| Exercise prompt |
Below are records; copy every line in them that holds the word "label".

Collection entries
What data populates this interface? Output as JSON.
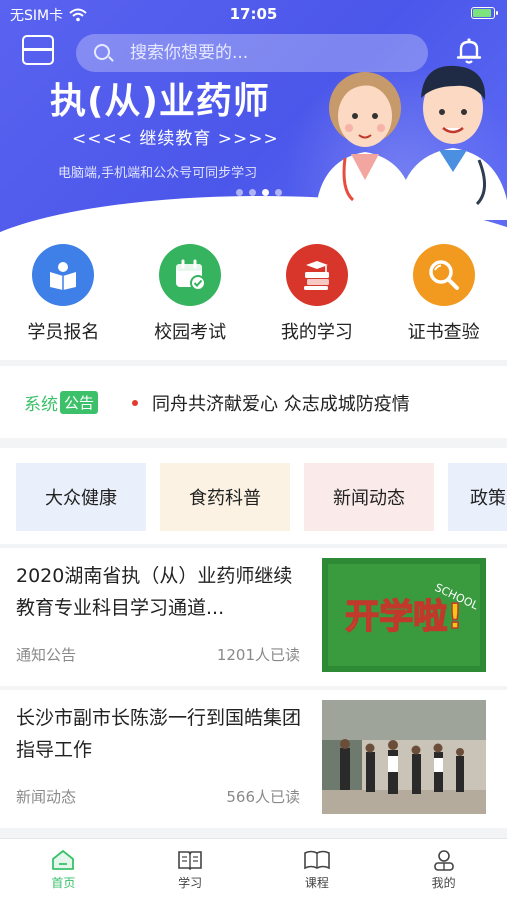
{
  "status_bar": {
    "carrier": "无SIM卡",
    "time": "17:05"
  },
  "search": {
    "placeholder": "搜索你想要的..."
  },
  "banner": {
    "title": "执(从)业药师",
    "subtitle": "<<<<  继续教育  >>>>",
    "note": "电脑端,手机端和公众号可同步学习",
    "slide_count": 4,
    "active_slide": 3
  },
  "quick_menu": [
    {
      "label": "学员报名",
      "icon": "book-reader-icon",
      "color": "#3f7fe8"
    },
    {
      "label": "校园考试",
      "icon": "calendar-check-icon",
      "color": "#35b35f"
    },
    {
      "label": "我的学习",
      "icon": "books-stack-icon",
      "color": "#d8362b"
    },
    {
      "label": "证书查验",
      "icon": "magnifier-icon",
      "color": "#f29a1f"
    }
  ],
  "notice": {
    "tag_text": "系统",
    "tag_badge": "公告",
    "text": "同舟共济献爱心 众志成城防疫情"
  },
  "categories": [
    {
      "label": "大众健康",
      "bg": "#eaf0fb"
    },
    {
      "label": "食药科普",
      "bg": "#fbf2e3"
    },
    {
      "label": "新闻动态",
      "bg": "#fbeaea"
    },
    {
      "label": "政策",
      "bg": "#eaf0fb"
    }
  ],
  "news": [
    {
      "title": "2020湖南省执（从）业药师继续教育专业科目学习通道...",
      "category": "通知公告",
      "reads": "1201人已读",
      "image_text": "开学啦!",
      "image_sub": "SCHOOL"
    },
    {
      "title": "长沙市副市长陈澎一行到国皓集团指导工作",
      "category": "新闻动态",
      "reads": "566人已读"
    }
  ],
  "tabbar": [
    {
      "label": "首页",
      "active": true
    },
    {
      "label": "学习",
      "active": false
    },
    {
      "label": "课程",
      "active": false
    },
    {
      "label": "我的",
      "active": false
    }
  ]
}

| Solution to the problem |
      "label": "学员报名",
      "label": "校园考试",
      "label": "我的学习",
      "label": "证书查验",
      "label": "大众健康",
      "label": "食药科普",
      "label": "新闻动态",
      "label": "政策",
      "label": "首页",
      "label": "学习",
      "label": "课程",
      "label": "我的",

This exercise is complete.